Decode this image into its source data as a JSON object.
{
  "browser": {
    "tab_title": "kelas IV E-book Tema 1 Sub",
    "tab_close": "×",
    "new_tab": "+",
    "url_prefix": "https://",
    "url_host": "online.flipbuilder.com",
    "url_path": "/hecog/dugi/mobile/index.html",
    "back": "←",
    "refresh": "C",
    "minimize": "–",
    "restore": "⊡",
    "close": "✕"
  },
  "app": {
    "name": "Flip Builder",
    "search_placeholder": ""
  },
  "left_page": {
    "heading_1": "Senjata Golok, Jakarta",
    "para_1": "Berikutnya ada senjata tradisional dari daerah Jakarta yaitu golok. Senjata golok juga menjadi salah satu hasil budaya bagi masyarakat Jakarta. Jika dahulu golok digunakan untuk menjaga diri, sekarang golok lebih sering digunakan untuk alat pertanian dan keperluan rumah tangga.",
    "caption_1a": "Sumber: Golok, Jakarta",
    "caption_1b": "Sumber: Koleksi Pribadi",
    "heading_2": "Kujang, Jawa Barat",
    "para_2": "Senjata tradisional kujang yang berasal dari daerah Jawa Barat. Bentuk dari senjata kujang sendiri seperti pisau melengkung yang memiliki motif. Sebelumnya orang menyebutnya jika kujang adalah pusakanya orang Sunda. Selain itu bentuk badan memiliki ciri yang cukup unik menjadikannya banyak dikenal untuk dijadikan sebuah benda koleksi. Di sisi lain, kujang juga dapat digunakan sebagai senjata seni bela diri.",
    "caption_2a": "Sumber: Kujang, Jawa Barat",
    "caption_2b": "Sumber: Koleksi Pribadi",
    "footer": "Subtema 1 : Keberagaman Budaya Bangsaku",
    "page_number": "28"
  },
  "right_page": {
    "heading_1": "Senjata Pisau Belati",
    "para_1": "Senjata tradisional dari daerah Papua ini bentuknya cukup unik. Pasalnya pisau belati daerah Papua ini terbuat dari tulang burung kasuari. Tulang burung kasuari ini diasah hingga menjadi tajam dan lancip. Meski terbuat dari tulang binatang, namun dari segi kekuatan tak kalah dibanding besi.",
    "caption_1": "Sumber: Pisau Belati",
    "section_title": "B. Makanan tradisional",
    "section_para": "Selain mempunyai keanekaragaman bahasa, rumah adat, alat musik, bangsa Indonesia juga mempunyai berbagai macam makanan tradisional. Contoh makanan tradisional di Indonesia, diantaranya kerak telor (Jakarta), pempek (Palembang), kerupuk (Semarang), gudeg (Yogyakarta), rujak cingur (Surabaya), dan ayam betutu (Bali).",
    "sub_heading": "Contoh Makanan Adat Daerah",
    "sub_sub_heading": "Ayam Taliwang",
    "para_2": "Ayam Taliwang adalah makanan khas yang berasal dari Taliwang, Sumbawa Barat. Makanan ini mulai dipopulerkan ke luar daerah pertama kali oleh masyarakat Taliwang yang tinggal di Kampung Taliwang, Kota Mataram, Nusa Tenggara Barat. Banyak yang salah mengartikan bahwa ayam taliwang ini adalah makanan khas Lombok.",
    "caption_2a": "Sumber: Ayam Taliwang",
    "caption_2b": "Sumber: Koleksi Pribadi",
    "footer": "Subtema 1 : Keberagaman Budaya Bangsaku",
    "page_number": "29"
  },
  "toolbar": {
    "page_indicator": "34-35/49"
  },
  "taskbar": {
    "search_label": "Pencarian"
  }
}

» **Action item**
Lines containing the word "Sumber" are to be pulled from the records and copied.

» **Solution for this task**
    "caption_1a": "Sumber: Golok, Jakarta",
    "caption_1b": "Sumber: Koleksi Pribadi",
    "caption_2a": "Sumber: Kujang, Jawa Barat",
    "caption_2b": "Sumber: Koleksi Pribadi",
    "caption_1": "Sumber: Pisau Belati",
    "caption_2a": "Sumber: Ayam Taliwang",
    "caption_2b": "Sumber: Koleksi Pribadi",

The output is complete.